Technology is great at supporting manufacturers to improve efficiency within factories and yes, I think technology within our products will also increase to support demand. For example, if a patient wants to use a tablet or smartphone while in hospital they can now easily do this to the point that power runs out. We are used to USB charging points being built into office furniture, waiting room furniture and furniture within the hospitality market so why can’t you change your phone from the furniture in a hospital?
7. Hospitals are changing in terms of design and colour schemes – no longer are the environments considered to be dull and depressing. How can furniture companies assist hospitals achieving an aesthetically pleasing goal?
Most trusts and private healthcare providers invest a lot of time into their ‘brand’ – does the environment their customers see uphold the vision of the board? Does reality deliver against the aspiration? Furniture can help improve staff morale, improve mood, aid navigation, change perception and carry a brand. Our role needs to be one that highlights how investment in furniture can deliver real-world improvements that a far greater than an aesthetic refresh.

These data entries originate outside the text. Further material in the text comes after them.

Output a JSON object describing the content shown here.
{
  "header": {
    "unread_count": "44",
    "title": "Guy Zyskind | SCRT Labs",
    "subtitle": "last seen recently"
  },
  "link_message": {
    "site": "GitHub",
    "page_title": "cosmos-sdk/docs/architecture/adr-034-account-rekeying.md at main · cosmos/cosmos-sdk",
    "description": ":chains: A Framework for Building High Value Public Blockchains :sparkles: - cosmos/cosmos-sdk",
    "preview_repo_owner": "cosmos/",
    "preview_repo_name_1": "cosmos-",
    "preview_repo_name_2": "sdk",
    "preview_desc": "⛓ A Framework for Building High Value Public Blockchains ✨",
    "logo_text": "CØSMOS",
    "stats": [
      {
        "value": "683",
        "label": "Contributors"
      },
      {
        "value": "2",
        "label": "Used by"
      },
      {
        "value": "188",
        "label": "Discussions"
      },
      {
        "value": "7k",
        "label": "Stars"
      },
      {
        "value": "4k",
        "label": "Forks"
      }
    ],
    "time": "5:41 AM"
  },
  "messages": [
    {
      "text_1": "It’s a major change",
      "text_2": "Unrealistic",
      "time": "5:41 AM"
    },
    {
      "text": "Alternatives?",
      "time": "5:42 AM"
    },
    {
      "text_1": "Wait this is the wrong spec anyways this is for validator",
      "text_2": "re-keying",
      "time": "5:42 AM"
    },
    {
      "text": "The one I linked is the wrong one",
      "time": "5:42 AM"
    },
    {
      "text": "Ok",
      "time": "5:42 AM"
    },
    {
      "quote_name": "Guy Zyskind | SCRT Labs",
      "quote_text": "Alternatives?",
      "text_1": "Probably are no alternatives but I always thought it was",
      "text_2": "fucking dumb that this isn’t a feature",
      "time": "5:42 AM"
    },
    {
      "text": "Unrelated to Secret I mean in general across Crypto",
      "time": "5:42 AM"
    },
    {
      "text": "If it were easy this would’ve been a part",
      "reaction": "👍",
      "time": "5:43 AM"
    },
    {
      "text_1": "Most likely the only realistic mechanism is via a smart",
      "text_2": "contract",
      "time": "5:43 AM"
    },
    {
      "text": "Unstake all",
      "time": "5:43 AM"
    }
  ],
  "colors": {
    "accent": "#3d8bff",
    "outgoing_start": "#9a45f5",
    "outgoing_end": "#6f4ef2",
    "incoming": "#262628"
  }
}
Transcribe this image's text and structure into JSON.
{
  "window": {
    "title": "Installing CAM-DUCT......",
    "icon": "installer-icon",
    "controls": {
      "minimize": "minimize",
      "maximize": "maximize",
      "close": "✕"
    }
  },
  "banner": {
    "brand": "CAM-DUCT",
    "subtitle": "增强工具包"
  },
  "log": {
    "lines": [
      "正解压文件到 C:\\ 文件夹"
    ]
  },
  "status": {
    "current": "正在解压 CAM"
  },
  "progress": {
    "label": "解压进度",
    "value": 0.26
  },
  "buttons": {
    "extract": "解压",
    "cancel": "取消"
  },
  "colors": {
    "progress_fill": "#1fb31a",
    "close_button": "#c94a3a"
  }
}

8. And finally, having a good life-work balance is very important. How do you like to unwind?
I am a big believer in the work/life balance. I am very lucky both my finacé Helen and daughter Poppy provide me with everything I need to feel valued, fulfilled and energised about life. We live right on the river and have a small boat that we enjoy messing about on, we all love cycling and I play golf. Cooking and spending time together are my most valued moments.